:: RECORDS FOR THIS EXERCISE

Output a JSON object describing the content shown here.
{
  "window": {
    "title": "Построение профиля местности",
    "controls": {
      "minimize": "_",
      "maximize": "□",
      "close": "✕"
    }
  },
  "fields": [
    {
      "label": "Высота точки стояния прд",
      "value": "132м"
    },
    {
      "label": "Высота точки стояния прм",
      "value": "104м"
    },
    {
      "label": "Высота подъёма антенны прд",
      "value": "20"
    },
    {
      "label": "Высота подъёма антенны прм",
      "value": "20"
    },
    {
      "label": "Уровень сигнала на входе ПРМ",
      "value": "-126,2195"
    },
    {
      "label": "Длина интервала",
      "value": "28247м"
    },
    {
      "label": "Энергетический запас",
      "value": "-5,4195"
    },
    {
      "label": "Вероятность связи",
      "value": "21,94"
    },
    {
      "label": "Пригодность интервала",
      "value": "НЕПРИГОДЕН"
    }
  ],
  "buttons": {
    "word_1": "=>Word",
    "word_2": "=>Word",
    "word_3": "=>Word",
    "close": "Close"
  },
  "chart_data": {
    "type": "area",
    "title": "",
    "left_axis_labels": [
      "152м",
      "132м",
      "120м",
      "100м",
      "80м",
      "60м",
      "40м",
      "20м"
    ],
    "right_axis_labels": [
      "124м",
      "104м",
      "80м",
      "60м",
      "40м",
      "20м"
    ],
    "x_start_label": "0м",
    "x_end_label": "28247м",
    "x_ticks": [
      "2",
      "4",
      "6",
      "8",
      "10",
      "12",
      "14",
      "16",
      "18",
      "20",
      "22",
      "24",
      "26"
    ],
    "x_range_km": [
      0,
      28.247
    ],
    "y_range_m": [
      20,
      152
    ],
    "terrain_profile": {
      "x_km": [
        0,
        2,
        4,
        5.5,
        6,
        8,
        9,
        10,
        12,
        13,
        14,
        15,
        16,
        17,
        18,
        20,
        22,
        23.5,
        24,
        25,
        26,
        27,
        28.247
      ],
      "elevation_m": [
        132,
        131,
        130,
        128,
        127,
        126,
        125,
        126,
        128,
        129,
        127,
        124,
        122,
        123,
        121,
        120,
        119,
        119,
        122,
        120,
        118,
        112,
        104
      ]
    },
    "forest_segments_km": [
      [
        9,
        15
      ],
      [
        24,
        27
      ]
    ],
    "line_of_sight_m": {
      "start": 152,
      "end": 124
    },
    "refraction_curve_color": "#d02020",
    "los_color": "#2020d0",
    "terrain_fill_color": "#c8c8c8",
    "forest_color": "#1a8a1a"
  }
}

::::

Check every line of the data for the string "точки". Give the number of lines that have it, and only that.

2